A woman in a six-year vegetative state after taking a heroin overdose has made "fantastic steady progress" during a sleeping pill trial, her mother says.
Amy Pickard was severely brain-damaged by a heroin overdose
Amy Pickard, from East Sussex, is one of 300 people worldwide being treated with Zolpidem, an insomnia drug.
In 2006, researchers found that some patients in a vegetative state could be temporarily revived by taking it.
"Within 20 to 25 minutes [of taking the first pill] you could see the change in her face," said her mother, Thelma.
Ms Pickard, 23, experimented with heroin in 2001 and had to be resuscitated twice.
Her mother, from Sedlescombe, East Sussex, said she was not an addict, but she just "got in with the wrong people" through her boyfriend at the time.
Ms Pickard was still a teenager when she collapsed in public toilets in Hastings, and she was also seven months pregnant.

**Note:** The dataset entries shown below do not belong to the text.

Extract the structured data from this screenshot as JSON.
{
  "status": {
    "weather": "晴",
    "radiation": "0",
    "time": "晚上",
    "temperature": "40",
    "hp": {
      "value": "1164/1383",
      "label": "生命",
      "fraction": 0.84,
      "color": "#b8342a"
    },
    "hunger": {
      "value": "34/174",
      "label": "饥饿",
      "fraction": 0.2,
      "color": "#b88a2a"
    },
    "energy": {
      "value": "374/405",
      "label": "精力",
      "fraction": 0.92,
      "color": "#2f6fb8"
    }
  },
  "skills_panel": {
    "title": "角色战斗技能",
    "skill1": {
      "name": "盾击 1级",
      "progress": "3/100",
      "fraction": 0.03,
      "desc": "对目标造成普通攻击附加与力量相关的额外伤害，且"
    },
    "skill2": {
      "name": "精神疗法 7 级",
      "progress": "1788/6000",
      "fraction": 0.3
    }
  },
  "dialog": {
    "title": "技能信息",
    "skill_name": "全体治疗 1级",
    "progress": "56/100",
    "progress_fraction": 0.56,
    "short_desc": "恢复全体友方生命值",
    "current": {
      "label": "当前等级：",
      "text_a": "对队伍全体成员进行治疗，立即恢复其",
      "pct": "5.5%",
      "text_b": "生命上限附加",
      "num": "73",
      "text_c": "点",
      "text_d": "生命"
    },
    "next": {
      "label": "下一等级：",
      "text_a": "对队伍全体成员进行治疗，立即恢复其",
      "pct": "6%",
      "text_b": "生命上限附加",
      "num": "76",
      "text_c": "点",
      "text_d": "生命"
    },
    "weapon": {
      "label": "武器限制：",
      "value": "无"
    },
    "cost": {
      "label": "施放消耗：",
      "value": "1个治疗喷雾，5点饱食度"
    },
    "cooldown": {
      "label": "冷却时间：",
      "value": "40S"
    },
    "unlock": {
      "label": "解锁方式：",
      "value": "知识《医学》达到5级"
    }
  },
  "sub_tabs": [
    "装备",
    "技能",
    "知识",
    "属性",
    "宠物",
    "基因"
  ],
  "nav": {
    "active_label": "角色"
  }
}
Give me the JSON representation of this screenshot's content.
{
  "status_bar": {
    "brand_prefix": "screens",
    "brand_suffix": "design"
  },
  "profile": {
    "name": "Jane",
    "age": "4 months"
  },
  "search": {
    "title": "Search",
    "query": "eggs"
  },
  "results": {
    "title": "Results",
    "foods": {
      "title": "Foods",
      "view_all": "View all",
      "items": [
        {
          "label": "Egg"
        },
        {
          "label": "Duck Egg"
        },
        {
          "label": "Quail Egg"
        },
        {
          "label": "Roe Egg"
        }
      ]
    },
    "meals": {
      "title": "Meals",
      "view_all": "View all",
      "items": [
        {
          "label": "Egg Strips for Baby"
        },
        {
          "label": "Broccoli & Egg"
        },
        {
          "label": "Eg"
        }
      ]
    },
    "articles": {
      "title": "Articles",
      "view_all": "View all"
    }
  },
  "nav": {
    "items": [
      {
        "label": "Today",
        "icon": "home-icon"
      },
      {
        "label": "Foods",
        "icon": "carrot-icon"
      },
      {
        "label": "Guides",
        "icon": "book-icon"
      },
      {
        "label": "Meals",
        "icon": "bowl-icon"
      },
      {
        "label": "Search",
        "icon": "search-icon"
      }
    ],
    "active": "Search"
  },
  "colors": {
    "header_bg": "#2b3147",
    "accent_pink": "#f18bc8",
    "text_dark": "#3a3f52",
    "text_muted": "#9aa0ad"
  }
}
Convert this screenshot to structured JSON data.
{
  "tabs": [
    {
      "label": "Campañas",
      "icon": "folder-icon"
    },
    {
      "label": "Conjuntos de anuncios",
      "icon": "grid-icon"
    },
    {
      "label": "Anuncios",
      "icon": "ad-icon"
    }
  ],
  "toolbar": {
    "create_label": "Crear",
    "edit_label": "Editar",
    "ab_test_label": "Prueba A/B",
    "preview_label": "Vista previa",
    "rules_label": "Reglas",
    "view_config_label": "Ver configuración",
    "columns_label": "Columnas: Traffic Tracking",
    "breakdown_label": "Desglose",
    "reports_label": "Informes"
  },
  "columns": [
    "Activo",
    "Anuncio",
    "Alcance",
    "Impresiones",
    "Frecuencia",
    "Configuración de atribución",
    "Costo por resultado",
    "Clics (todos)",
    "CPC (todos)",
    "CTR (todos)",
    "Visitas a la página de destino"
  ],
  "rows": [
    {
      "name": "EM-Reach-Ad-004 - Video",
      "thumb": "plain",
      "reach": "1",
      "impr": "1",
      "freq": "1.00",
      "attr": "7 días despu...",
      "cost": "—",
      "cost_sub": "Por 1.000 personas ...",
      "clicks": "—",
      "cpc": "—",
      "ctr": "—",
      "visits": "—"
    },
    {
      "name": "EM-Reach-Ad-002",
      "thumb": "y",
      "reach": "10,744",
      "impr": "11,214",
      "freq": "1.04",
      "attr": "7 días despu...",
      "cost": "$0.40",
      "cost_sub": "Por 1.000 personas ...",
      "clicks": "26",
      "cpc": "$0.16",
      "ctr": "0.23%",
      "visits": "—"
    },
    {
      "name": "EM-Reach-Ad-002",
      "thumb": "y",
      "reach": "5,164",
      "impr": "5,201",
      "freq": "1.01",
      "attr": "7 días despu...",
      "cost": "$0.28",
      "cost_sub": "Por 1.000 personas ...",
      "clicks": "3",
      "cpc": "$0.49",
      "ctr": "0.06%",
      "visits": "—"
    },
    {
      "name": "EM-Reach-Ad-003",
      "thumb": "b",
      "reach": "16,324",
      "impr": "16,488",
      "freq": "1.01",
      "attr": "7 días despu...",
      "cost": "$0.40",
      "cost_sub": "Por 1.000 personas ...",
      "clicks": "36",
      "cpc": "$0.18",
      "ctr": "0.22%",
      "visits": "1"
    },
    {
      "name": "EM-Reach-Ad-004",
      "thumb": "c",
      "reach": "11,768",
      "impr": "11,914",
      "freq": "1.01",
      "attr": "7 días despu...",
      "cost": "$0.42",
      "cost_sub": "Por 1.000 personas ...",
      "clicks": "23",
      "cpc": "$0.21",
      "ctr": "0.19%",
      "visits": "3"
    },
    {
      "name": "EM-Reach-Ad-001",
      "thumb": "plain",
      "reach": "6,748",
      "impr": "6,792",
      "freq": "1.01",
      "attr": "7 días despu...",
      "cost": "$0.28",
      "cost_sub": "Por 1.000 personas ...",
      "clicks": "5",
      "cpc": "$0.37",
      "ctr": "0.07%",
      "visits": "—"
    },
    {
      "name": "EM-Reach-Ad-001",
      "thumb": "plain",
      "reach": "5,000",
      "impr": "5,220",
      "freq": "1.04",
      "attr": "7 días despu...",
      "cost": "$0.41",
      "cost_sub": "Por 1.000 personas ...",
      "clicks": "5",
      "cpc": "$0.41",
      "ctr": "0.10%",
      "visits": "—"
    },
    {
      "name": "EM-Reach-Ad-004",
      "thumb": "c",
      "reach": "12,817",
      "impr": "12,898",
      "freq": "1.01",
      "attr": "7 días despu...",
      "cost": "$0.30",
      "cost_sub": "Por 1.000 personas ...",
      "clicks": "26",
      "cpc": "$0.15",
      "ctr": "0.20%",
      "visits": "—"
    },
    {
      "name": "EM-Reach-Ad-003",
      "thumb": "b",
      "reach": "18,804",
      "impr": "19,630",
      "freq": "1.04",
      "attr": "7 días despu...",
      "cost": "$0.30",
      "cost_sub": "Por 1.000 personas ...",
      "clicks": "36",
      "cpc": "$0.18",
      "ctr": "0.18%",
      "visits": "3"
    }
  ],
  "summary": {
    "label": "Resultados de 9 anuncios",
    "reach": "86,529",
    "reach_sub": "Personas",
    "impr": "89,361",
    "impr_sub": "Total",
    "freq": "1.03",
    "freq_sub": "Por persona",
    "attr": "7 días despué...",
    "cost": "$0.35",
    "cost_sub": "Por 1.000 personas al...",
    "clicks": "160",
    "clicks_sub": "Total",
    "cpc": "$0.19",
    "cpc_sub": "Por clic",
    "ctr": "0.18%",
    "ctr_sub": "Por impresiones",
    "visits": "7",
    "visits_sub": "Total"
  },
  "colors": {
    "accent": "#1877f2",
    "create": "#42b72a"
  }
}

"We don't know exactly what happened, but she had 15 minutes of getting no oxygen to her brain and she suffered brain damage," her mother said.
"Unfortunately we also lost the baby."
A person in Ms Pickard's condition may appear to be awake and have their eyes open, but will show no awareness of their surroundings.
Thelma Pickard embarked on the Zolpidem trial after a visit to South Africa, which was filmed for a documentary called The Waking Pill being broadcast on BBC One on Wednesday.
She went with the programme makers to hear about South African patients given the pill who had then woken up "as if a switch had been flicked".
She said: "I'd actually heard about the pill about two years ago, but thought it wasn't within my grasp, and then it came to find me."
'Profound brain injury'
Her daughter is being cared for at the Raphael Medical Centre, in Hildenborough, Kent, which specialises in a holistic approach to rehabilitation.
And Mrs Pickard said the drug seemed to be having an impact on helping her come out of a state of limbo.
"It's all very, very exciting and my visits to Amy are far more exciting now," Mrs Pickard said.
"She is making fantastic steady progress... she moves so much better now.
"The main thing that you see straight away is with her eyes, she's much more aware and she will actually look around.
"She has a very profound brain injury... but Amy's team feel she's gaining from this pill so we're keeping her on it for as long as [possible]."
South African researchers writing in the NeuroRehabilitation journal in 2006 said three patients treated with Zolpidem had been temporarily revived from a permanent vegetative state.
Mrs Pickard and the BBC documentary team also travelled to the country with the parents of Joanne Douglas, from Prestwick, Ayrshire, Scotland, who has been unable to communicate since lapsing into a coma in 1995.